* **Work to be completed**:
Show, from the entries below, every line in which "location" appears.

[Excerpts from an interface dataset]
*** Begin section ***
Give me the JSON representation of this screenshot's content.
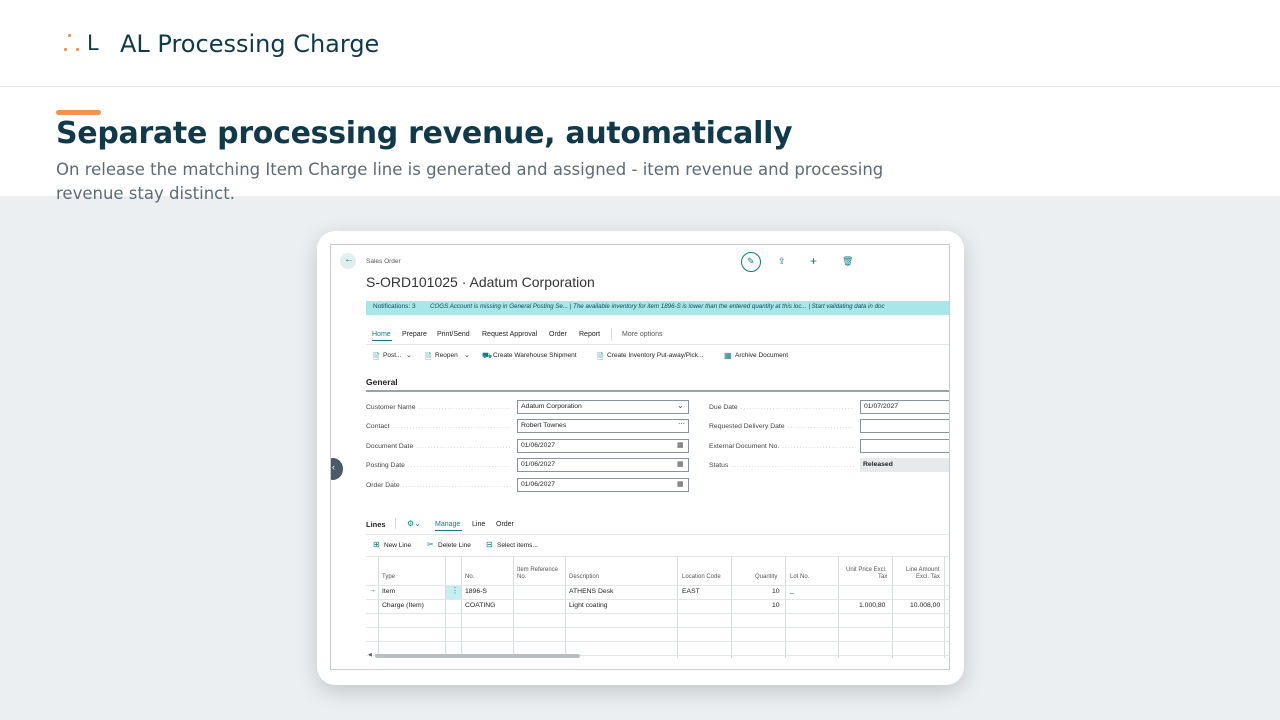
{
  "header": {
    "app_title": "AL Processing Charge"
  },
  "hero": {
    "headline": "Separate processing revenue, automatically",
    "subline": "On release the matching Item Charge line is generated and assigned - item revenue and processing revenue stay distinct."
  },
  "order": {
    "breadcrumb": "Sales Order",
    "title": "S-ORD101025 · Adatum Corporation",
    "notifications_label": "Notifications: 3",
    "notifications_text": "COGS Account is missing in General Posting Se...  |  The available inventory for item 1896-S is lower than the entered quantity at this loc...  |  Start validating data in doc",
    "menu_tabs": [
      "Home",
      "Prepare",
      "Print/Send",
      "Request Approval",
      "Order",
      "Report"
    ],
    "more_options": "More options",
    "actions": {
      "post": "Post...",
      "reopen": "Reopen",
      "create_warehouse_shipment": "Create Warehouse Shipment",
      "create_inventory_putaway": "Create Inventory Put-away/Pick...",
      "archive_document": "Archive Document"
    },
    "general_title": "General",
    "fields_left": [
      {
        "label": "Customer Name",
        "value": "Adatum Corporation"
      },
      {
        "label": "Contact",
        "value": "Robert Townes"
      },
      {
        "label": "Document Date",
        "value": "01/06/2027"
      },
      {
        "label": "Posting Date",
        "value": "01/06/2027"
      },
      {
        "label": "Order Date",
        "value": "01/06/2027"
      }
    ],
    "fields_right": [
      {
        "label": "Due Date",
        "value": "01/07/2027"
      },
      {
        "label": "Requested Delivery Date",
        "value": ""
      },
      {
        "label": "External Document No.",
        "value": ""
      },
      {
        "label": "Status",
        "value": "Released"
      }
    ]
  },
  "lines": {
    "title": "Lines",
    "tabs": [
      "Manage",
      "Line",
      "Order"
    ],
    "actions": {
      "new_line": "New Line",
      "delete_line": "Delete Line",
      "select_items": "Select items..."
    },
    "columns": {
      "type": "Type",
      "no": "No.",
      "item_ref_1": "Item Reference",
      "item_ref_2": "No.",
      "description": "Description",
      "location": "Location Code",
      "quantity": "Quantity",
      "lot": "Lot No.",
      "unit_price_1": "Unit Price Excl.",
      "unit_price_2": "Tax",
      "line_amount_1": "Line Amount",
      "line_amount_2": "Excl. Tax"
    },
    "rows": [
      {
        "type": "Item",
        "no": "1896-S",
        "description": "ATHENS Desk",
        "location": "EAST",
        "quantity": "10",
        "lot": "_",
        "unit_price": "",
        "line_amount": ""
      },
      {
        "type": "Charge (Item)",
        "no": "COATING",
        "description": "Light coating",
        "location": "",
        "quantity": "10",
        "lot": "",
        "unit_price": "1.000,80",
        "line_amount": "10.008,00"
      }
    ]
  },
  "colors": {
    "brand": "#12394a",
    "accent": "#ef9350",
    "teal": "#0f7c82",
    "notification_bg": "#a8e6ea"
  }
}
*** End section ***
* **Output for this exercise**:
      "location": "Location Code",
        "location": "EAST",
        "location": "",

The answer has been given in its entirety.